It has indeed been fun to dive into the Holmes canon again while prepping the syllabus. We’ll be reading A Study in Scarlet and The Hound of the Baskervilles, as well as a mix of well-known and lesser-known selections from the stories: “The Adventure of the Speckled Band” and “The Adventure of the Dancing Men,” of course, but I’m grouping “The Red-headed League” with both “The Stock-Broker’s Clerk” and “The Adventure of the Three Garridebs” — the latter two in some ways recycling elements of the former.
Many of the Holmes stories have “adventure” in the title — a word I’ve emphasized to Dash frequently over the years and pretty often recently — and much of my course prep has been an adventure for me, too, exploring Otto Penzler’s recent anthology, The Big Book of Sherlock Holmes Stories, an array of pastiches and parodies and more, those further adventures of Sherlock Holmes and Holmes-related characters in the hands of other writers.
Some stories I knew, some I discovered for the first time myself.
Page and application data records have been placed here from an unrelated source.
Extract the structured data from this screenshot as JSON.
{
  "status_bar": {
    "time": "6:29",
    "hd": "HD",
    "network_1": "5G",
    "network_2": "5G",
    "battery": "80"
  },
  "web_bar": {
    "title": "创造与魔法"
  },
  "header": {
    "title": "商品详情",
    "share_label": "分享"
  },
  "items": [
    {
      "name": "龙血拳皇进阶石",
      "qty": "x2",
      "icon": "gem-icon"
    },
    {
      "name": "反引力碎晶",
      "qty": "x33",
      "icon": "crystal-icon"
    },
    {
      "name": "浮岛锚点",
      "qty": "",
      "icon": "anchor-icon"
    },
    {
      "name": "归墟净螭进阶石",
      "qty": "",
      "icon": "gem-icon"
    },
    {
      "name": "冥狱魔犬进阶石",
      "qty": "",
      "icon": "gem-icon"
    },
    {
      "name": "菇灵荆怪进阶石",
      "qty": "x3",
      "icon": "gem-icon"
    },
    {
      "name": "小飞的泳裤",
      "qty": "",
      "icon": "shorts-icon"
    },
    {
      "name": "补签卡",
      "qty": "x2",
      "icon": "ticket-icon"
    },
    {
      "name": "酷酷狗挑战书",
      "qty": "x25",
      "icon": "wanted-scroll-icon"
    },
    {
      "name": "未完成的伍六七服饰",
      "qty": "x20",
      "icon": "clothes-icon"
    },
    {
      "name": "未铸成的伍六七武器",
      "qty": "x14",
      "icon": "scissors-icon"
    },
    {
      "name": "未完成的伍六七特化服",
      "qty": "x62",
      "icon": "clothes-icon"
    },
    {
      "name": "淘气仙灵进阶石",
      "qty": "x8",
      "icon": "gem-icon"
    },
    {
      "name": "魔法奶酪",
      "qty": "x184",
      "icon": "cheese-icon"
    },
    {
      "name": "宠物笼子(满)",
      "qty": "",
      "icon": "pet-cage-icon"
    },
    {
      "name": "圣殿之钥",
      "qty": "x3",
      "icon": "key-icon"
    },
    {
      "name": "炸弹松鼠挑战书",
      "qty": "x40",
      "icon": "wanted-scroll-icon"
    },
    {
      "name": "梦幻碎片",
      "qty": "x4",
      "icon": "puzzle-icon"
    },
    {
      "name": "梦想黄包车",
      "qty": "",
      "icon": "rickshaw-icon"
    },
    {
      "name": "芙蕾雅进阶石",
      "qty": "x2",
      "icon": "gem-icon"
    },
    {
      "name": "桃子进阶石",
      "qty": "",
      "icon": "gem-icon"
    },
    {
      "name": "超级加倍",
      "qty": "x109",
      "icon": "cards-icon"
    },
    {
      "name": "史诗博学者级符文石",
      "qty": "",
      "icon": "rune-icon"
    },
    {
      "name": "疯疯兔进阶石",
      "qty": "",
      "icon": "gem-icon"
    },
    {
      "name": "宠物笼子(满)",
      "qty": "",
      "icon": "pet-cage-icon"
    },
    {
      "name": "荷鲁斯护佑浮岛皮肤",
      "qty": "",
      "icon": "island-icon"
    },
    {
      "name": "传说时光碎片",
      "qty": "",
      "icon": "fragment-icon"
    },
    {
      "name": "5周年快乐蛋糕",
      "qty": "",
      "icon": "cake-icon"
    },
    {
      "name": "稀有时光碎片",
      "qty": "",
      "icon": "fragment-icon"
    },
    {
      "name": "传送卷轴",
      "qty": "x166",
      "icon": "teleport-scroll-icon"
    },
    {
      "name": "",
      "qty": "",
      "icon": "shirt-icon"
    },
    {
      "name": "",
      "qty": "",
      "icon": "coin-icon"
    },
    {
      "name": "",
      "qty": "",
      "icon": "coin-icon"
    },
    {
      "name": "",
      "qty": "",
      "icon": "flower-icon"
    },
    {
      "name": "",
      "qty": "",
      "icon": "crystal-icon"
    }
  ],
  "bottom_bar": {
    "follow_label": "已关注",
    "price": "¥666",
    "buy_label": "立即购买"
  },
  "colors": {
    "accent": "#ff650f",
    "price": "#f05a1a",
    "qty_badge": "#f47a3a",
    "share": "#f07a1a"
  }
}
Among the ones I’m including are “The Case of Colonel Warburton’s Madness” by Lyndsay Faye, “The Case of Death and Honey” by Neil Gaiman, “Mrs. Hudson’s Case” by Laurie R. King, and “The Adventure of the Agitated Actress” by Daniel Stashower. (And let me give a shout-out to another guest speaker’s contribution: Dana Cameron’s infectiously fun standalone story “The Curious Case of Miss Amelia Vernet.”)
I recognize that many of the students in my class enrolled not because of the stories they’ve read but because of the TV they’ve watched (Sherlock’s last name these days could well be Cumberbatch), but I’m looking forward to giving them some fresh adventures as well. Because what better word for entering for the first time the world of Holmes and Watson in those original stories?
Several strands of my column here keep bringing me back to Dash.
At our kindergarten’s open house last Thursday, Tara and I chatted briefly with Julia Trieber, a reading specialist for the school, who asked Dash if he liked books. He does (thank goodness!), and it gave me a little thrill thinking of all the worlds that learning to read will open up for him.
Like those students in my class, though, he also enjoys his TV, and one of his favorite shows right now is the late-1980s, early-1990s series “The Real Ghostbusters.” Coincidentally, in the midst of my syllabi prep last week, we watched an episode that brought the spirits of Holmes, Watson, Moriarty, and the Hound to modern-day Manhattan — a challenging bit of ectoplasm, since these characters aren’t dead, having never actually lived. “Belief made manifest,” as one ghostbuster explained: Readers believe in Holmes so strongly that he’s become real.
After the episode was over, I talked to Dash more about Holmes and Watson, and he asked, wide-eyed, “Dad, can you read me one of those stories sometime?”
What adventures ahead for all of us!